Such shenanigans crop up frequently in Doo Rag's history. On one occasion, for instance, Log and Malling were briefly jailed after they successfully jammed German radio for over an hour with a noisy broadcast that sounded like the Butthole Surfers presiding over an orgy of young fräuleins. (The incident is documented on "Radio Free Hamburg," a cut from Doo Rag's 1995 full-length What We Do.) Still, the notoriety gained by such experiences didn't bring Doo Rag any closer to a record deal--which was fine by Log, who takes pride in the number of recordings he and Malling sold out of the back of their van. He was receptive, though, when Fat Possum's Matthew Johnson offered to ink him on the strength of solo shows he did alongside Burnside and the Jon Spencer Blues Explosion. At first Log wasn't sure he could go it alone, but, he says, "I started playing with my foot and it worked. I was like, 'Shit, I've got 28 songs here. I'll send out a few and see what happens.'"

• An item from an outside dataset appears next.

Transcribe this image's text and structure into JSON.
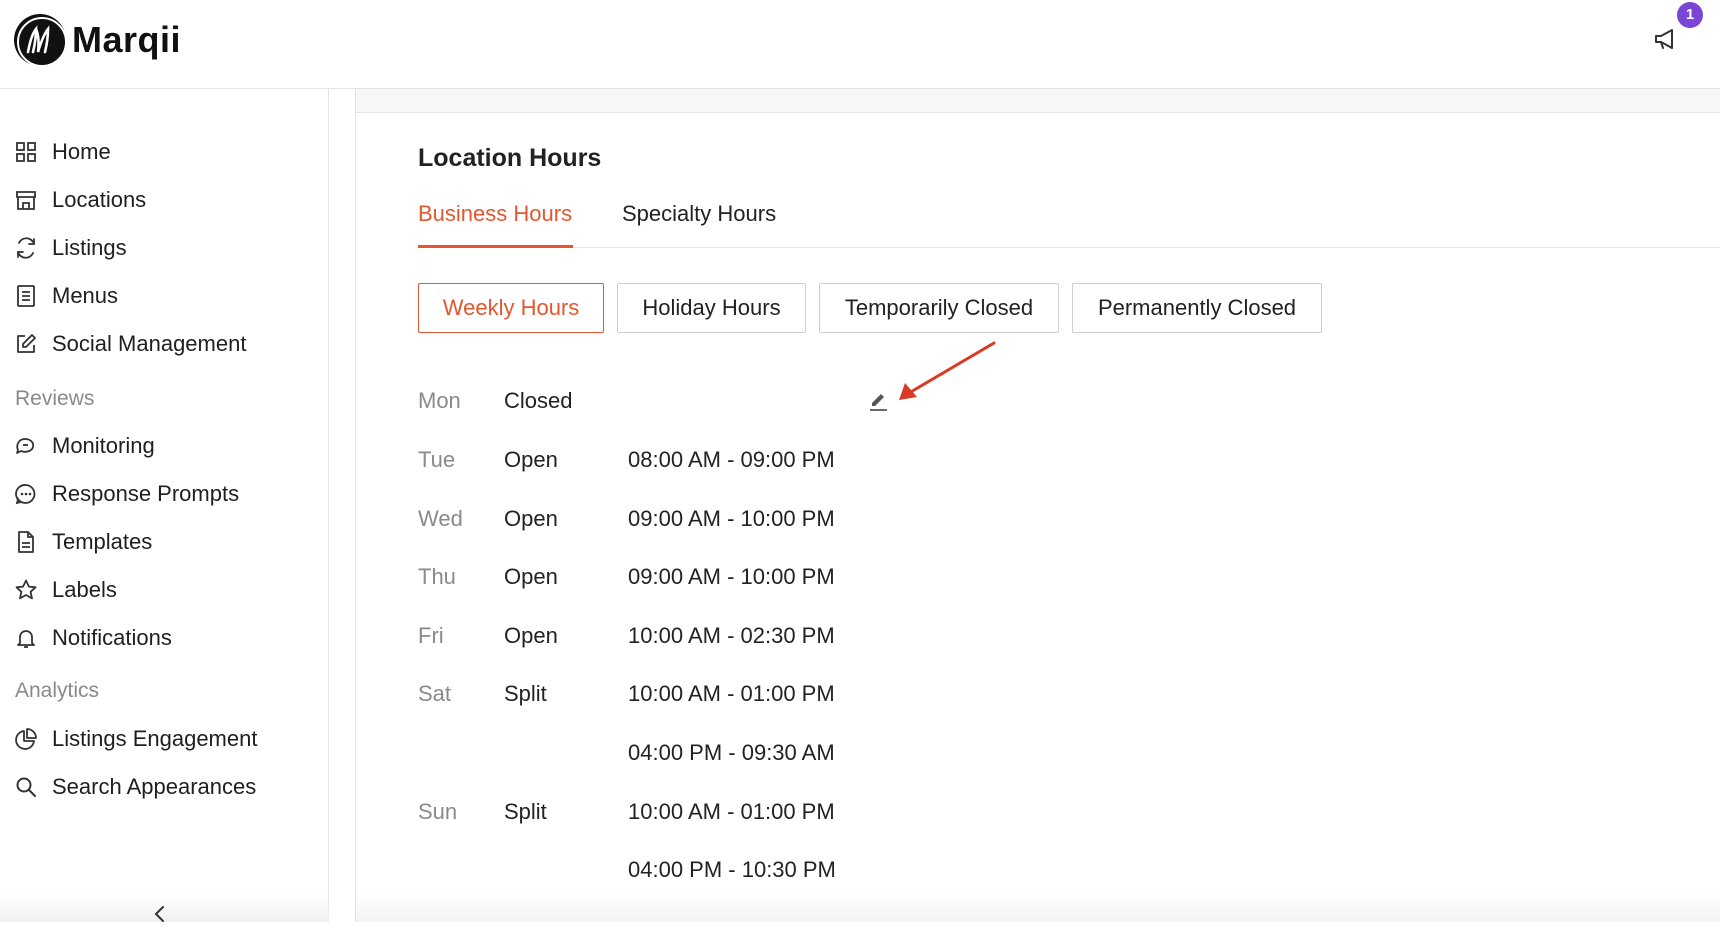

The arrival of School Bus doesn't mean that Doo Rag is no more; in fact, Log hopes that Fat Possum will eventually put out discs by the group. But right now he's facing the challenge of establishing his identity beyond his work with Malling. In a slightly mocking tone, he declares that he's part of "the guitar tradition. I don't know if that puts me in with Joe Satriani and Yngwie Malmsteen, but I'll take them on. Come on, let's go. Put a trap and drums on that foot, motherfucker." Playing has "turned into a fucking sport for me," he goes on. "You don't even know. It's like I need a halftime. Sometimes it's more like sprinting, because a lot of them are fast songs. After sitting there and doing that for forty minutes, it feels good to get up and walk around."
Unfortunately, Log's exertions haven't always helped him broaden his audience. As an example, he cites a recent gig he shared with Ani DiFranco (or, as he calls her, "Anita Franco"). He concedes that DiFranco's fans were among the nicest he's ever met, but he complains that "I had to drink beer while hiding in the shower." He adds, "No one bought my tube tops, but they all went crazy for that Anita Franco shit."
Maybe Log will have better luck in Europe, where he says he's booked shows "with some circuses and some traveling bears." In the meantime, he's learning to appreciate having a percussionist at the end of his leg. After all, he points out, "my foot doesn't drink beer."
Bob Log III, with Lonesome Dan Kase. 9 p.m. Saturday, November 7, 15th Street Tavern, 623 15th Street, $5, 303-572-0822.